Ingres paper is a type of drawing paper. It is a laid finish paper of light to medium weight, and it is not as strong or as durable as Bristol paper. Laid finish refers to the imprint of regular screen pattern of a papermaker's mould. Ingres is not necessarily a handmade paper, but is produced to replicate the properties of laid paper. Ingres is often used for charcoal and pastel drawing. It is also used as an endpaper in books.
The development of ingres paper for drawing is ascribed to the French Neoclassical artist Dominique Ingres (1780-1867), although modern ingres papers can differ from those actually used by Ingres. Important is that the pattern is a laid mesh.

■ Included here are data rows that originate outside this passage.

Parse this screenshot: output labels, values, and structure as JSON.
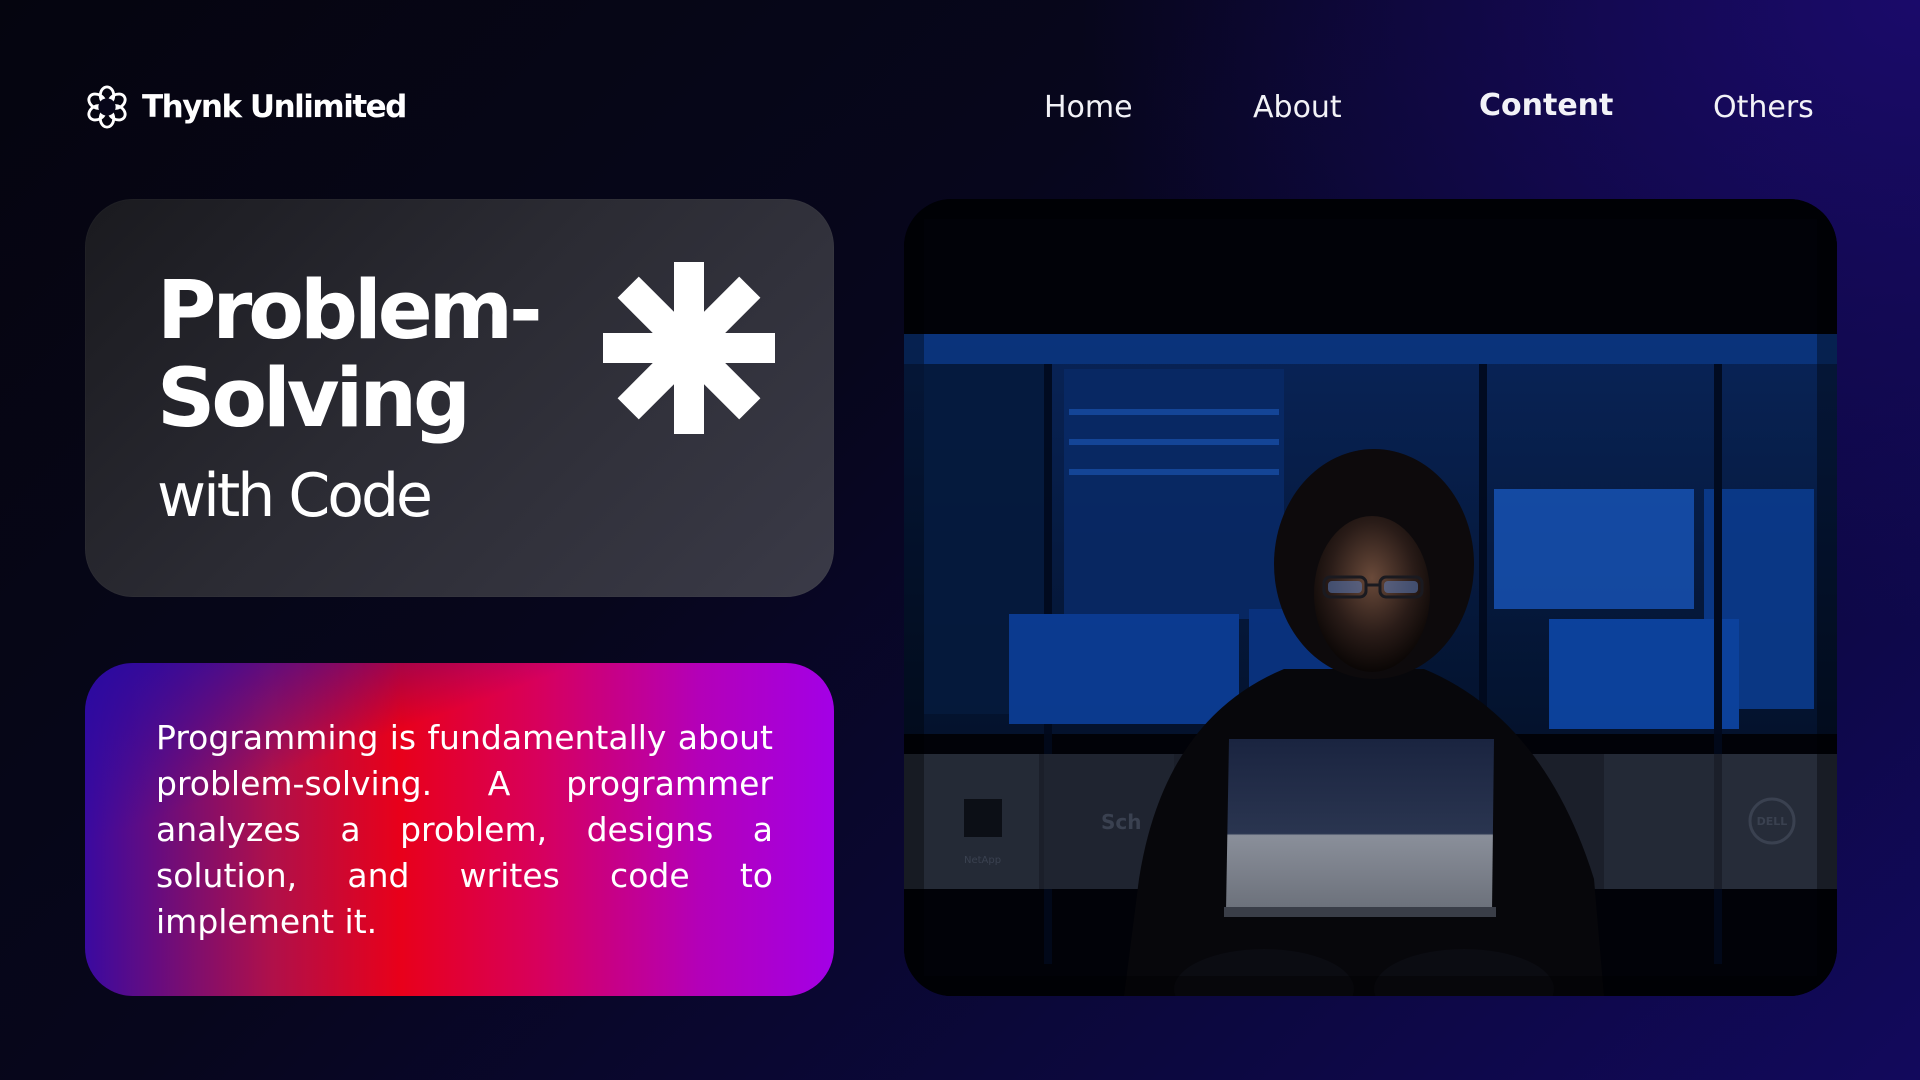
{
  "brand": {
    "name": "Thynk Unlimited",
    "logo_icon": "flower-outline-icon"
  },
  "nav": {
    "items": [
      {
        "label": "Home",
        "active": false
      },
      {
        "label": "About",
        "active": false
      },
      {
        "label": "Content",
        "active": true
      },
      {
        "label": "Others",
        "active": false
      }
    ]
  },
  "hero": {
    "title": "Problem-Solving",
    "subtitle": "with Code",
    "decoration_icon": "asterisk-icon"
  },
  "description": {
    "text": "Programming is fundamentally about problem-solving. A programmer analyzes a problem, designs a solution, and writes code to implement it."
  },
  "photo": {
    "subject": "person-with-laptop-in-dark-server-room",
    "rack_labels": [
      "NetApp",
      "Sch",
      "DELL"
    ]
  },
  "colors": {
    "background_dark": "#05050f",
    "background_blue": "#12095c",
    "title_card": "#2b2b33",
    "gradient_red": "#e8001a",
    "gradient_purple": "#a300e6",
    "text": "#ffffff"
  }
}
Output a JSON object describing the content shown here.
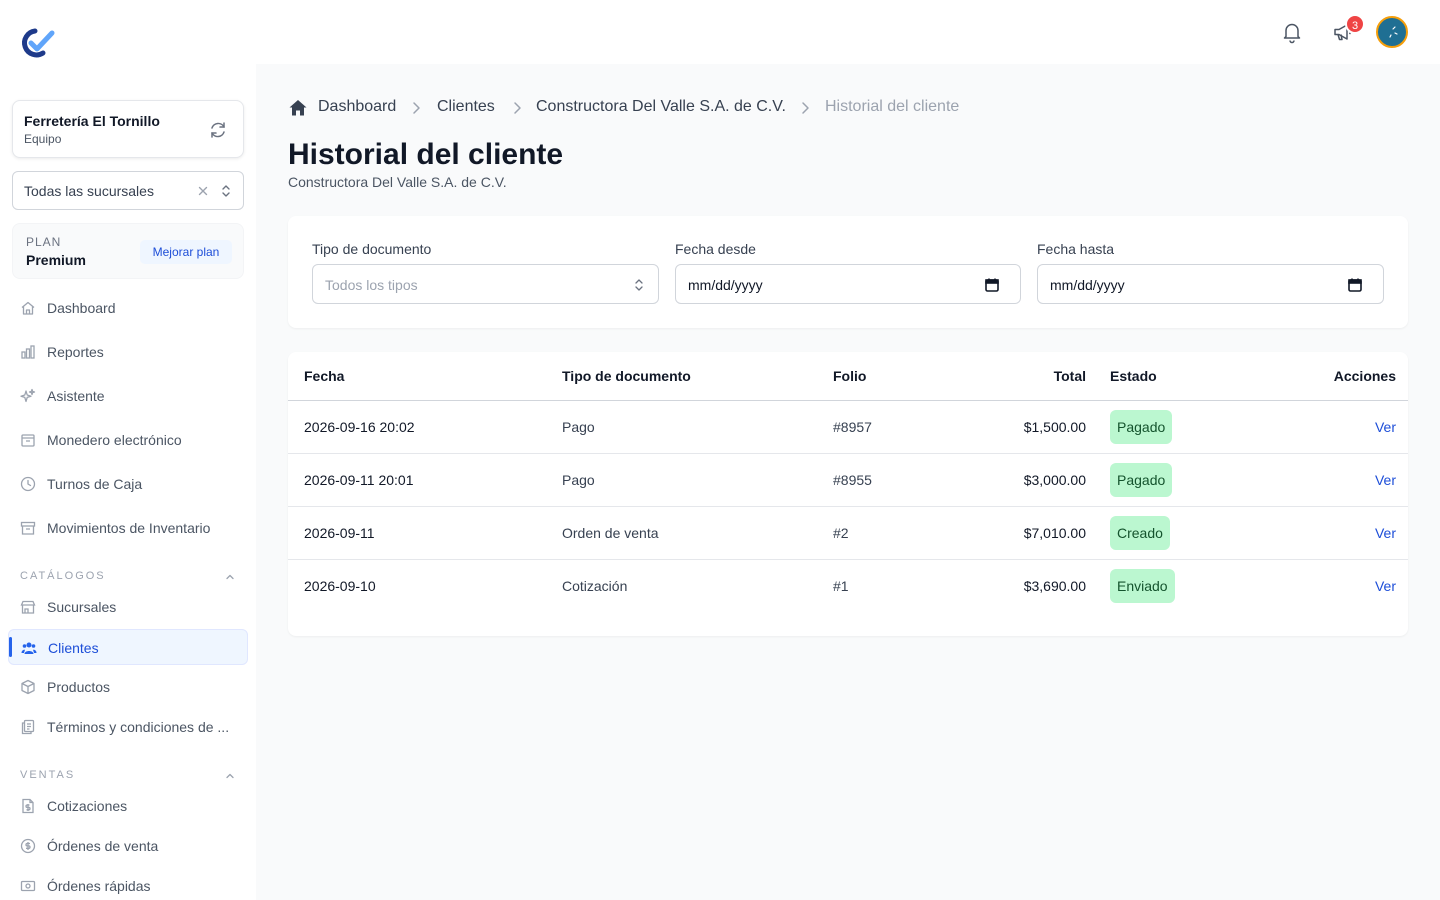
{
  "app": {
    "logo_icon": "brand-check-logo"
  },
  "org": {
    "name": "Ferretería El Tornillo",
    "role": "Equipo"
  },
  "branch_select": {
    "value": "Todas las sucursales"
  },
  "plan": {
    "label": "PLAN",
    "name": "Premium",
    "upgrade_label": "Mejorar plan"
  },
  "nav": {
    "main": [
      {
        "label": "Dashboard",
        "icon": "home-icon"
      },
      {
        "label": "Reportes",
        "icon": "bar-chart-icon"
      },
      {
        "label": "Asistente",
        "icon": "sparkles-icon"
      },
      {
        "label": "Monedero electrónico",
        "icon": "wallet-icon"
      },
      {
        "label": "Turnos de Caja",
        "icon": "clock-icon"
      },
      {
        "label": "Movimientos de Inventario",
        "icon": "archive-icon"
      }
    ],
    "catalogos": {
      "title": "CATÁLOGOS",
      "items": [
        {
          "label": "Sucursales",
          "icon": "store-icon"
        },
        {
          "label": "Clientes",
          "icon": "users-icon",
          "active": true
        },
        {
          "label": "Productos",
          "icon": "cube-icon"
        },
        {
          "label": "Términos y condiciones de ...",
          "icon": "document-copy-icon"
        }
      ]
    },
    "ventas": {
      "title": "VENTAS",
      "items": [
        {
          "label": "Cotizaciones",
          "icon": "document-dollar-icon"
        },
        {
          "label": "Órdenes de venta",
          "icon": "dollar-circle-icon"
        },
        {
          "label": "Órdenes rápidas",
          "icon": "cash-icon"
        }
      ]
    }
  },
  "topbar": {
    "notifications_badge": "3"
  },
  "breadcrumb": [
    "Dashboard",
    "Clientes",
    "Constructora Del Valle S.A. de C.V.",
    "Historial del cliente"
  ],
  "page": {
    "title": "Historial del cliente",
    "subtitle": "Constructora Del Valle S.A. de C.V."
  },
  "filters": {
    "doc_type": {
      "label": "Tipo de documento",
      "placeholder": "Todos los tipos"
    },
    "date_from": {
      "label": "Fecha desde",
      "value": "mm/dd/yyyy"
    },
    "date_to": {
      "label": "Fecha hasta",
      "value": "mm/dd/yyyy"
    }
  },
  "table": {
    "headers": [
      "Fecha",
      "Tipo de documento",
      "Folio",
      "Total",
      "Estado",
      "Acciones"
    ],
    "rows": [
      {
        "fecha": "2026-09-16 20:02",
        "tipo": "Pago",
        "folio": "#8957",
        "total": "$1,500.00",
        "estado": "Pagado",
        "accion": "Ver"
      },
      {
        "fecha": "2026-09-11 20:01",
        "tipo": "Pago",
        "folio": "#8955",
        "total": "$3,000.00",
        "estado": "Pagado",
        "accion": "Ver"
      },
      {
        "fecha": "2026-09-11",
        "tipo": "Orden de venta",
        "folio": "#2",
        "total": "$7,010.00",
        "estado": "Creado",
        "accion": "Ver"
      },
      {
        "fecha": "2026-09-10",
        "tipo": "Cotización",
        "folio": "#1",
        "total": "$3,690.00",
        "estado": "Enviado",
        "accion": "Ver"
      }
    ]
  },
  "colors": {
    "accent": "#2563eb",
    "status_bg": "#bbf7d0",
    "status_text": "#14532d",
    "badge": "#ef4444"
  }
}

The laid effect creates a toothy grain of close lines on one side and a mottled surface on the reverse. The toothiness allows the paper to take charcoal easily and evenly. Ingres paper is favored in book arts for its antique appearance and pH neutrality.
Prominent manufactures include Canson, Hahnemühle (sometimes called "German Ingres"), and Fabriano. Ingres paper has a high rag content (around 65%) and is gelatin sized. It is available in a variety of colors.
|This material-related article is a stub. You can help Wikipedia by expanding it.|